After being placed on a short list for conversion into a cultural center many years ago, the dilapidated Greek Orthodox Church of Hagia Triada, located in Ayvalik, Turkey, has now been approved for major renovations and an eventual reopening as a cultural museum.
After falling into ruin and even becoming a den for drug users, the once-beautiful church, built in 1846 by the region’s population of Greek Orthodox faithful, will have its underpinnings shored up and it will hopefully begin to take on some of its original grandeur once again.
Located in Turkey’s northwestern province of Balıkesir, the Ayvalik church’s renovation work has finally been approved by the country’s regional cultural and natural heritage preservation board after 16 years of falling through the cracks.
After the area was abandoned in 1923 when the resident Greek population was forced to relocate to Greece, the building, situated along the town’s Altınova Street, was used as a mosque. During those years, it was referred to by locals as “Biberli Cami,” which means “Peppery Mosque” in Turkish.
It was later made into a tobacco warehouse for the company TEKEL in 1953 and remained in that use for decades, until 2004.
Fallen Through the Bureaucratic Cracks
Its abandonment and decay only began to accelerate in that year, however, as it was assigned to Turkey’s Culture Ministry, whose officials asked the Ayvalik municipality to make it into a cultural center — and it somehow fell through the bureaucratic cracks.

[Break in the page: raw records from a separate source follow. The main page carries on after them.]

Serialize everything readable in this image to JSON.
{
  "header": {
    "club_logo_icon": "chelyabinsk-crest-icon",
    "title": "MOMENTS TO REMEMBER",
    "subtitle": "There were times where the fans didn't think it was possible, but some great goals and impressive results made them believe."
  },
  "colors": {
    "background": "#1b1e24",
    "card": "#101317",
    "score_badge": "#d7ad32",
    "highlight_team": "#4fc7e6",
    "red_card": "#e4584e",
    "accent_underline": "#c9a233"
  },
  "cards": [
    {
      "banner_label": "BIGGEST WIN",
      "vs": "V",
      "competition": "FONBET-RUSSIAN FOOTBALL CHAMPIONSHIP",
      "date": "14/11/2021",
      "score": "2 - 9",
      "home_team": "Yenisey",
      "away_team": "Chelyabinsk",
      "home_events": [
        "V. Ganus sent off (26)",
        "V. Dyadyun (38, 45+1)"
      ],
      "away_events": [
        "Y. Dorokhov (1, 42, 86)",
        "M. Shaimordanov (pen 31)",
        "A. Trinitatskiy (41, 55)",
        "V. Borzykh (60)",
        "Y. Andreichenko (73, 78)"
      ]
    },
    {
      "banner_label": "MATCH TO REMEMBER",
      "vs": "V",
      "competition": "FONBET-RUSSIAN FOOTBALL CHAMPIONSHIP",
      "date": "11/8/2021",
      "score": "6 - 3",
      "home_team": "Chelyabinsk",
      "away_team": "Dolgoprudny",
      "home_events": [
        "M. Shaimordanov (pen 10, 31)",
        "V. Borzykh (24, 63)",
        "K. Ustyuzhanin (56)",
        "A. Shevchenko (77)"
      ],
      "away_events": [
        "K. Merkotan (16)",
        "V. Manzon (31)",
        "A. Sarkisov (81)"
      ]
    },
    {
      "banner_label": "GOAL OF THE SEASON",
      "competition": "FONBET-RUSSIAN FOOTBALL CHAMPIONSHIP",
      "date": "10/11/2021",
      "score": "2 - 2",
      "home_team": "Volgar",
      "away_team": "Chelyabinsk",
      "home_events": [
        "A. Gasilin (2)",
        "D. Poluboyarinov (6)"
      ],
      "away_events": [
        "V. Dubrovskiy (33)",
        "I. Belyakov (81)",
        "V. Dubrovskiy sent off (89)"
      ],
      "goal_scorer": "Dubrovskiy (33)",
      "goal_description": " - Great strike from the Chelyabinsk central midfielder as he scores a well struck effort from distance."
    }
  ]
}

The daily newspaper Hürriyet finally brought the issue of the building to the fore again last year, when it highlighted the concerns of local people, who had expressed alarm over the fact that it was being used by drug users and was falling into serious disrepair.
“The church turned into ruins in twelve years. It has become a house for glue-sniffers. This scares the locals,” wrote Hürriyet in a story published on Aug. 26, 2019.

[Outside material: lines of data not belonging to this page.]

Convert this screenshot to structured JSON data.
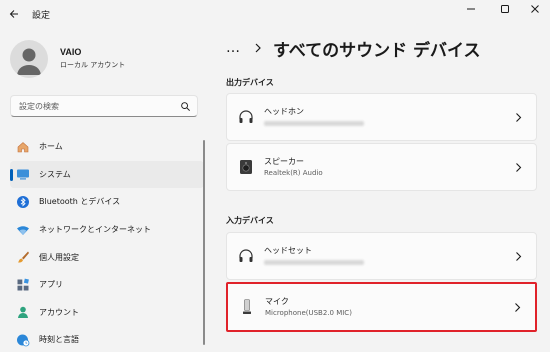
{
  "window": {
    "title": "設定"
  },
  "profile": {
    "name": "VAIO",
    "account_type": "ローカル アカウント"
  },
  "search": {
    "placeholder": "設定の検索"
  },
  "nav": {
    "items": [
      {
        "label": "ホーム",
        "icon": "home-icon"
      },
      {
        "label": "システム",
        "icon": "system-icon",
        "active": true
      },
      {
        "label": "Bluetooth とデバイス",
        "icon": "bluetooth-icon"
      },
      {
        "label": "ネットワークとインターネット",
        "icon": "network-icon"
      },
      {
        "label": "個人用設定",
        "icon": "brush-icon"
      },
      {
        "label": "アプリ",
        "icon": "apps-icon"
      },
      {
        "label": "アカウント",
        "icon": "account-icon"
      },
      {
        "label": "時刻と言語",
        "icon": "globe-clock-icon"
      }
    ]
  },
  "breadcrumb": {
    "more": "…",
    "title": "すべてのサウンド デバイス"
  },
  "output": {
    "heading": "出力デバイス",
    "devices": [
      {
        "name": "ヘッドホン",
        "detail": "",
        "icon": "headphones-icon"
      },
      {
        "name": "スピーカー",
        "detail": "Realtek(R) Audio",
        "icon": "speaker-icon"
      }
    ]
  },
  "input": {
    "heading": "入力デバイス",
    "devices": [
      {
        "name": "ヘッドセット",
        "detail": "",
        "icon": "headset-icon"
      },
      {
        "name": "マイク",
        "detail": "Microphone(USB2.0 MIC)",
        "icon": "microphone-icon"
      }
    ]
  },
  "colors": {
    "accent": "#005fb8",
    "highlight": "#e0222a"
  }
}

After this negative publicity, the process for making the abandoned church a cultural center suddenly came to the attention of officials once again, and the restoration plan by Ömer Özyiğit and Tuğba Yetiş received official approval.

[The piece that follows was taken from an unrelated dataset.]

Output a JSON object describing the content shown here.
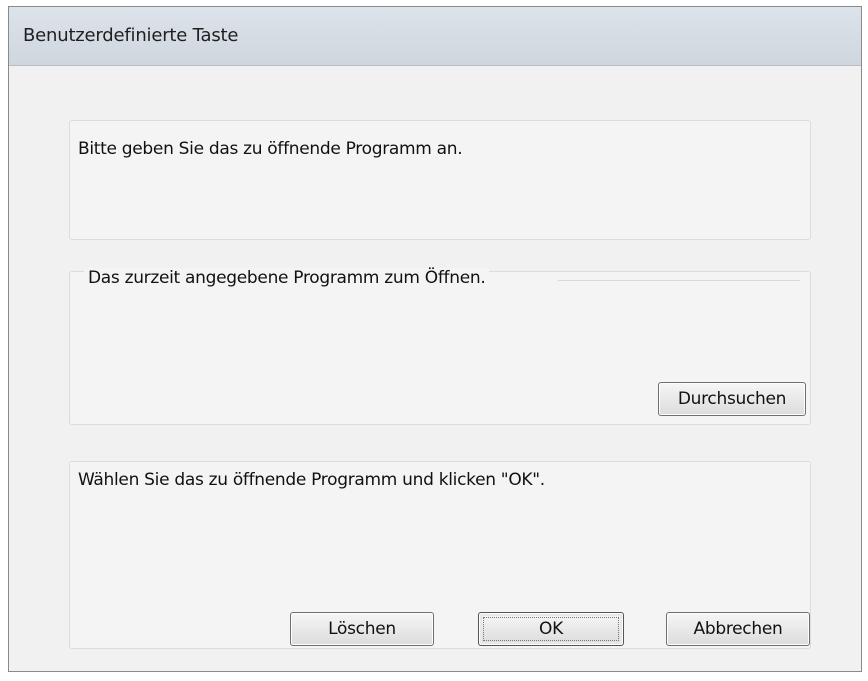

“In the 19th century, the Orthodox community constructed many churches in Ayvalık. The Greeks lived freely in the Ottoman times in the region. To show this fact, the church will be turned into a cultural center,” wrote Hürriyet in its Nov. 9 feature story about Hagia Triada.
The church was constructed in the form of a basilica, with three naves and a gallery floor above the narthex. Stone masonry and timber frame structure was used together in the building.
Some say that the columns contain thick cypress trunks as their main structure. The church’s outer walls and narthex are of stone while the roof and gallery floor were constructed with timber framing. The roof is carried by monolithic timber columns which divide the naves and it is covered by ornamented timber ceilings.